Further Biographical Context for Cui Zhian
Cui Zhian was born in 1950 and was primarily influenced creatively by the 1960s. The universal impact of the 1960s was truly astonishing across the globe. Representative of a time stirring both faith and anger, the 1960s triggered an outburst of cutting-edge philosophies and movements, truly sensational and spectacular. Historically set in the context of the Cold War, which would have a highly influential impact internationally, largely defined by the Iron Curtain dividing Europe both physically and spiritually, and significantly marked by the erection of the Berlin Wall in 1961. The 1960s re-defined all pre-existing expectations on gender, race and justice, questioned education as well as morality and selfhood – for instance through the civil rights movement and second wave of feminism, as well as student political uprisings. The significant boom of mass consumerism also defined the era, generating new trends in marketing and advertising. Minimalism developed the central idea that art should exist in its own reality, and not try to mimic the physical world. Born of a desire to erase all pre-established conceptions about art, Minimalism turned into a radically progressive movement, highly influential worldwide, with artists such as Frank Stella, Donald Judd and Dan Flavin as key figures. Minimalism became influential through the works of artists such as Victor Vasarely and Bridget Riley, while Pop art was an essential by-product of the latter, at the same time critiquing and glorifying popular culture. The iconic contemporary art movements that reverberated through the wave of radicalism of the 1960s also had their own nuances and scopes, distinctive to different areas or countries. Spatialism, for instance, was established in Italy by Lucio Fontana and Piero Manzoni, and its ideologies embraced by the Zero group in Germany.

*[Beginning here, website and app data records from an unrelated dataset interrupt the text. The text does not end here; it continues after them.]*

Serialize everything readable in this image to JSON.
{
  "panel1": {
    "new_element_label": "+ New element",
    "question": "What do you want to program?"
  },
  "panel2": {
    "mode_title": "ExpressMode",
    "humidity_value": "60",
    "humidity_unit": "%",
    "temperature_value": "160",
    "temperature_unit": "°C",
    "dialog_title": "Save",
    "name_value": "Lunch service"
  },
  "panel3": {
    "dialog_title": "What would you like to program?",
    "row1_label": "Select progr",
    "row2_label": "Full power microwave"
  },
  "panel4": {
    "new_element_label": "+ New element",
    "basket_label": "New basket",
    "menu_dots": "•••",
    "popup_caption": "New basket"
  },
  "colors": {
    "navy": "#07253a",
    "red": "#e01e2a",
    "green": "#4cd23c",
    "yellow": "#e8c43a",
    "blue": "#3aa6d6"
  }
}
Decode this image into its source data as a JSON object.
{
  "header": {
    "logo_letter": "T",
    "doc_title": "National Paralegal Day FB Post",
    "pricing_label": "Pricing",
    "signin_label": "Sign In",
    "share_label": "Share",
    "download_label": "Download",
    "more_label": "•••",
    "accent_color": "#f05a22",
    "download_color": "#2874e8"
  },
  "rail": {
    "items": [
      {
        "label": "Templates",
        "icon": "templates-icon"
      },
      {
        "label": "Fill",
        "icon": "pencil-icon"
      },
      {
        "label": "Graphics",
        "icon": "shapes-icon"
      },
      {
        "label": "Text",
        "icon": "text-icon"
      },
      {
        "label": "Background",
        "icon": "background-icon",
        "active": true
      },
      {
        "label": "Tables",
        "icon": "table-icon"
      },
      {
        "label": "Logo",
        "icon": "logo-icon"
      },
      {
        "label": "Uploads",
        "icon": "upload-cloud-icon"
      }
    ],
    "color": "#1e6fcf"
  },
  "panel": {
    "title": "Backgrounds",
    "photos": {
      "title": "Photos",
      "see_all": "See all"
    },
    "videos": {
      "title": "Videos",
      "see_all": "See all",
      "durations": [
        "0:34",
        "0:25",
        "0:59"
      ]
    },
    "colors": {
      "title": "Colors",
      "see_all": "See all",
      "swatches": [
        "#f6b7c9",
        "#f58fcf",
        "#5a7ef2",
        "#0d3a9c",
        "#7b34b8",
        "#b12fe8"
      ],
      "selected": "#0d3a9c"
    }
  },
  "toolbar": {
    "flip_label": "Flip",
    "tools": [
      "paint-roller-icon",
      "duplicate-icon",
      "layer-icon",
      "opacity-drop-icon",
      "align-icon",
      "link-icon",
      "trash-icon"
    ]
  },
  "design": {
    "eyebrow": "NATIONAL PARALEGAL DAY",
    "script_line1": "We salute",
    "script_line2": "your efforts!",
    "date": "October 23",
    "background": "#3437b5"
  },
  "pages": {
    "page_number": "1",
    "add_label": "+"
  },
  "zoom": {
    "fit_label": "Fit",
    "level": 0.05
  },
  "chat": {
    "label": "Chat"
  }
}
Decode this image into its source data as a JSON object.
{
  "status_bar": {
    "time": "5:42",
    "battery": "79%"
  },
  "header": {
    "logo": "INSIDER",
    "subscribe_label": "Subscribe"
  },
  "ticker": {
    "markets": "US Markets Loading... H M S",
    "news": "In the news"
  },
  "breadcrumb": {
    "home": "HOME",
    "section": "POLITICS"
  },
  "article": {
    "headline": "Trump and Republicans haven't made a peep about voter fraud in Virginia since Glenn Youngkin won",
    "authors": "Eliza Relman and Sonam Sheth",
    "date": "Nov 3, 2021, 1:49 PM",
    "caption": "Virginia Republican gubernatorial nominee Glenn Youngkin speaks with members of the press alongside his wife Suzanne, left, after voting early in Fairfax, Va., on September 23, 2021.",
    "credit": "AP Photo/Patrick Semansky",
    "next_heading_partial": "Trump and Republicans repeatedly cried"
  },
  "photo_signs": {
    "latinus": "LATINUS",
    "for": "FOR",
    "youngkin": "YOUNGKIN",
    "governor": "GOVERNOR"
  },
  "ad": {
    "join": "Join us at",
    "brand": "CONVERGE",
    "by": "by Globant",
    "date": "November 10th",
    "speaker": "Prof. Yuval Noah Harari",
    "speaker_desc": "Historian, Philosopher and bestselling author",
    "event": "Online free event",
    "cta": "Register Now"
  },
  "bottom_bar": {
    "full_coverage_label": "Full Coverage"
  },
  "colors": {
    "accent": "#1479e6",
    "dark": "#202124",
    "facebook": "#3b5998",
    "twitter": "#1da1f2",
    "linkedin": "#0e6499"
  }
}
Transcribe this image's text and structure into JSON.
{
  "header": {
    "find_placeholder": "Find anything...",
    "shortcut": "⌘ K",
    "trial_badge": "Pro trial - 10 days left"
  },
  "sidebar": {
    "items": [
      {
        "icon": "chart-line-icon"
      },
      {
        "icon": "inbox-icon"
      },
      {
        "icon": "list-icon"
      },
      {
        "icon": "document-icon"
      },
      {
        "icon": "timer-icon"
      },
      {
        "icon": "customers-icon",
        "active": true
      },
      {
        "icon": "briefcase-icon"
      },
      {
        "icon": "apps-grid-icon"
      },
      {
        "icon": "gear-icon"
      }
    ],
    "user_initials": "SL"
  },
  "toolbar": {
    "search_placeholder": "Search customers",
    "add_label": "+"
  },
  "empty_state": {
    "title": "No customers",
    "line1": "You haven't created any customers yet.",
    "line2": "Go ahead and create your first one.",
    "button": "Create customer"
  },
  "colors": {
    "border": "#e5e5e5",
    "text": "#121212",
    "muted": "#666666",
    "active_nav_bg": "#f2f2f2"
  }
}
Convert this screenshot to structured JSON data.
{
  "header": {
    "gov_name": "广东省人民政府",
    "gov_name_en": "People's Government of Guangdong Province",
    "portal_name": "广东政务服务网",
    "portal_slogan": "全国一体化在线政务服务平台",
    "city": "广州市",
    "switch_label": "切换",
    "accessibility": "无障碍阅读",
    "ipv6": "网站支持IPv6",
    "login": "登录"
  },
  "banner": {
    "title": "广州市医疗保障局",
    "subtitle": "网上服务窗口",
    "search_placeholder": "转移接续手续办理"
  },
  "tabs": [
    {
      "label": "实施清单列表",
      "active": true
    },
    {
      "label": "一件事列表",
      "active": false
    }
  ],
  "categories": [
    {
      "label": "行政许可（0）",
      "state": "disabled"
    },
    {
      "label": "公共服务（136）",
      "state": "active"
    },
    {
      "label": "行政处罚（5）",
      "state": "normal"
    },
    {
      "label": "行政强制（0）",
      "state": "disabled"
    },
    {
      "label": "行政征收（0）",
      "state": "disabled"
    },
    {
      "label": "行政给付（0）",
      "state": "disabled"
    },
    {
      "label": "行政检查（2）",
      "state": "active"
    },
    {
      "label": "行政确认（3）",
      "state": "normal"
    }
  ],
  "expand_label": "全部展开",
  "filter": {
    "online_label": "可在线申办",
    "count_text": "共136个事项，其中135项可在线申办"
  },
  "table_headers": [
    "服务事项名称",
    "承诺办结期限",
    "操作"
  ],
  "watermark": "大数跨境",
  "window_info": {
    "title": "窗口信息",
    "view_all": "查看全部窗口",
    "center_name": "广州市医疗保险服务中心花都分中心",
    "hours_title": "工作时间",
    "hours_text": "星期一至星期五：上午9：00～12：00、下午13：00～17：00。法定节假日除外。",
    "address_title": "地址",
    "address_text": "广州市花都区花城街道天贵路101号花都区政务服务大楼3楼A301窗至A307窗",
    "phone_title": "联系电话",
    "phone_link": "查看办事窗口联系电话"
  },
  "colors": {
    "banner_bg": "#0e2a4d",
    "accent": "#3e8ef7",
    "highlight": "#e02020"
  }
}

Across Europe, the philosophy of Existentialism strongly influenced artists like Francis Bacon and Alberto Giacometti, who sought to depict the raw human emotions often associated with reflections on death and the haunting angst of the meaninglessness of life.